The rule is that l' (elision) takes precedence over au (contraction).* The second pair will combine first if possible, in which case the first pair will not.
Hence, what's "hidden" by that apostrophe is not the a of la but the e of le !
The exact same goes for du vs. de l'. That is, de l'estomac, not du estomac.
However, it doesn't affect aux and des since the elision is not available for les, so the contraction wins. So aux estomacs, des estomacs.
* That would be analyzing it in terms of rule order. Another analysis would be that the article and the noun are more tightly bound than the article and the preposition, i.e. they form a smaller unit.

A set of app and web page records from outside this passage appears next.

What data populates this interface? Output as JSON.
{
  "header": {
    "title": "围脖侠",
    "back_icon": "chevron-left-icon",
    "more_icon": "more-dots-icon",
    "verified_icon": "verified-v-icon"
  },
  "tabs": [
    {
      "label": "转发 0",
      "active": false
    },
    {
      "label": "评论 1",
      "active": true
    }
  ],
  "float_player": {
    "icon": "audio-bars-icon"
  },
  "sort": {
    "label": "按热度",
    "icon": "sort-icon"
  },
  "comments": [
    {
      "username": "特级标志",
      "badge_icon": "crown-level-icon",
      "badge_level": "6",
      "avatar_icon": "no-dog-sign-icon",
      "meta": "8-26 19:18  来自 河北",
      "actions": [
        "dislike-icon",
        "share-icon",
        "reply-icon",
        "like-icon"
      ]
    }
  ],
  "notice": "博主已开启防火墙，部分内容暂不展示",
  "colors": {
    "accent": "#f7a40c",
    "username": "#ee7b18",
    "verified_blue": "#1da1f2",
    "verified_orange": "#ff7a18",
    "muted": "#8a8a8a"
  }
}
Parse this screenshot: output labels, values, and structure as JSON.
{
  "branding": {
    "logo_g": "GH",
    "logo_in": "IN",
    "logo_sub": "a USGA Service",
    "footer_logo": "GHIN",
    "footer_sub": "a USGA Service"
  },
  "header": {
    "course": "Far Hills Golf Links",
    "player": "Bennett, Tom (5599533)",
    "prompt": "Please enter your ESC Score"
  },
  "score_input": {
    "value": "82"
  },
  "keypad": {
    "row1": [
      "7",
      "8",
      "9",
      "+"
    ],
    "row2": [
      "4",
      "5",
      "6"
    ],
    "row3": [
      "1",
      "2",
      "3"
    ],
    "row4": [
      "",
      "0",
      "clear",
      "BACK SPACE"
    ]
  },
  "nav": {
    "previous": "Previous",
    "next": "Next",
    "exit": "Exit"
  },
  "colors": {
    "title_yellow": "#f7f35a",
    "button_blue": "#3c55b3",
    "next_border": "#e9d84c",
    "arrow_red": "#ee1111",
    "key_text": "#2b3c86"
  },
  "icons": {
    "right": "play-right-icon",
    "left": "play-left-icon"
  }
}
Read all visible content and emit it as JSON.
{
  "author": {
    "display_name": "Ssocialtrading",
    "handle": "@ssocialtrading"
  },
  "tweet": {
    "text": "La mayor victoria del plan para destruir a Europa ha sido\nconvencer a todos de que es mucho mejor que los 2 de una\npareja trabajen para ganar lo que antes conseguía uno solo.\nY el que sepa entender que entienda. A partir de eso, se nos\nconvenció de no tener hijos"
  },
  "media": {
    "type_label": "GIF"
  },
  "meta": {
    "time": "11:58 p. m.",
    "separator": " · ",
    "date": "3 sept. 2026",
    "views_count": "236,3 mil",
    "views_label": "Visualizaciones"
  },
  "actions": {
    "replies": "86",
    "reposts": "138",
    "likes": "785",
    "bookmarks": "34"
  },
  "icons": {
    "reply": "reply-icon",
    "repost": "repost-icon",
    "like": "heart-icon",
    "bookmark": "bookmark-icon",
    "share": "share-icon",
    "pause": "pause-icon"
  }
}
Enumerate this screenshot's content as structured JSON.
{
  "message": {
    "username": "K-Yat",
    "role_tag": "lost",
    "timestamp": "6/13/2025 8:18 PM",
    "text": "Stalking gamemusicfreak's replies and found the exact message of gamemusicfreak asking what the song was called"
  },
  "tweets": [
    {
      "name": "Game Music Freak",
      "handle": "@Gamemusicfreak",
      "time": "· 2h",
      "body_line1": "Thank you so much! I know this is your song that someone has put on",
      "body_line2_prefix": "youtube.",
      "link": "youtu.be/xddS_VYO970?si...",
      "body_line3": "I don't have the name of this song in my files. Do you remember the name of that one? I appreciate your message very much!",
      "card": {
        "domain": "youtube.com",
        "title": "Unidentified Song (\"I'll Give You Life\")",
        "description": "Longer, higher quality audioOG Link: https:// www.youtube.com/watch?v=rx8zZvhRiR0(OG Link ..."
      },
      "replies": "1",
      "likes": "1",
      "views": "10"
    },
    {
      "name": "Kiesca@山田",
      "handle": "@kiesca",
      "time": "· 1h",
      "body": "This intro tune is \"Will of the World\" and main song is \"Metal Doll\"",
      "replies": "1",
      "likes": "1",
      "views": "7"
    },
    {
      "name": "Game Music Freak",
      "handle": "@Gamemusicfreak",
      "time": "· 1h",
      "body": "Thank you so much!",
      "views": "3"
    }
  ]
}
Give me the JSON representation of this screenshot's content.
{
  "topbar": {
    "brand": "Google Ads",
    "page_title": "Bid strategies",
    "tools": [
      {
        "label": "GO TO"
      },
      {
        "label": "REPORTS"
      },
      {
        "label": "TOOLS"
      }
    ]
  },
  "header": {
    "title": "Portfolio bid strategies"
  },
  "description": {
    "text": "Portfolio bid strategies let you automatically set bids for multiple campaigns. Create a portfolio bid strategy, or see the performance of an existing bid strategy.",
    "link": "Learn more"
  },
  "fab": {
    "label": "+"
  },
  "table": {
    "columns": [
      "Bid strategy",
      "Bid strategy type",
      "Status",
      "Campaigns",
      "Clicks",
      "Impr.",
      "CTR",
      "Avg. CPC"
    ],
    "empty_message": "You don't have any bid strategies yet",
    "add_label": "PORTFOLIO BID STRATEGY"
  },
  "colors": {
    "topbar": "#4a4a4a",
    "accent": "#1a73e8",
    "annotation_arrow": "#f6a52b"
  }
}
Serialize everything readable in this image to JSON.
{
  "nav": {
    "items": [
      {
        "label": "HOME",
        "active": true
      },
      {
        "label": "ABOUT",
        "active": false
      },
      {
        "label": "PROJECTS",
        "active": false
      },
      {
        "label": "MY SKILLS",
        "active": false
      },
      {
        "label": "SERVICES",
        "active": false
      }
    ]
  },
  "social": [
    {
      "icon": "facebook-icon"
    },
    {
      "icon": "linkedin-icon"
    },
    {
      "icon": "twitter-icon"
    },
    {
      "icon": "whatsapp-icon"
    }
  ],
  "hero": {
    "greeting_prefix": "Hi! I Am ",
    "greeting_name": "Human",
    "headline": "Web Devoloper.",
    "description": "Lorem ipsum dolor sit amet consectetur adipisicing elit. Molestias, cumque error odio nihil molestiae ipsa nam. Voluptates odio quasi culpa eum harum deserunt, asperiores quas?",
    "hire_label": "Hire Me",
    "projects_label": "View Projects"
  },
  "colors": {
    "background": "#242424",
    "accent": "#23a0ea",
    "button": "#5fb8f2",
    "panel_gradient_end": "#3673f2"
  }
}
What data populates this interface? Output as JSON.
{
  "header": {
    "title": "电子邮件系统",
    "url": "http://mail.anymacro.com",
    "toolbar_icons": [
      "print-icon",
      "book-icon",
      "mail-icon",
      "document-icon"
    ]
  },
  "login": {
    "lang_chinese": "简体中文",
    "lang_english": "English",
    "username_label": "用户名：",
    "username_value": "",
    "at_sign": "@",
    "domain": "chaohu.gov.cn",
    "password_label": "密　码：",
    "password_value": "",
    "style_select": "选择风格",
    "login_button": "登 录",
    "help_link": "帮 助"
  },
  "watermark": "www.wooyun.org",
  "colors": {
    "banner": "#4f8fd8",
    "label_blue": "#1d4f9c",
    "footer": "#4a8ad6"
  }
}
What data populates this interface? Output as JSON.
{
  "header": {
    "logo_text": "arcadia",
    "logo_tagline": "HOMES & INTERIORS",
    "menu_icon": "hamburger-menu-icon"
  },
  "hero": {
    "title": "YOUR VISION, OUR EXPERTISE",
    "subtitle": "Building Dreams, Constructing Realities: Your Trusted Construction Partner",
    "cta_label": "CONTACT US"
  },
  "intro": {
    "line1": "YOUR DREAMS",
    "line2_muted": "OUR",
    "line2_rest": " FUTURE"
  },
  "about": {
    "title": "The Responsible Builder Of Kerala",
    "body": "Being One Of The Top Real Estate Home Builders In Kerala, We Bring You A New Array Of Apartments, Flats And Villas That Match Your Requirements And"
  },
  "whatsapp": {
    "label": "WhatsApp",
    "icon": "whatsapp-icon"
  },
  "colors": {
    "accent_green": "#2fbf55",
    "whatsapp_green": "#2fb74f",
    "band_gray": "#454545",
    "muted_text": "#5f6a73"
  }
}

A third analysis would be to compare the outcomes at the word boundary: either two vowels /o ε/ (hiatus) or vowel-consonant-vowel /a lε/. LPH argues that French prefers the latter (consecutive vowels are the same thing addressed by liaison).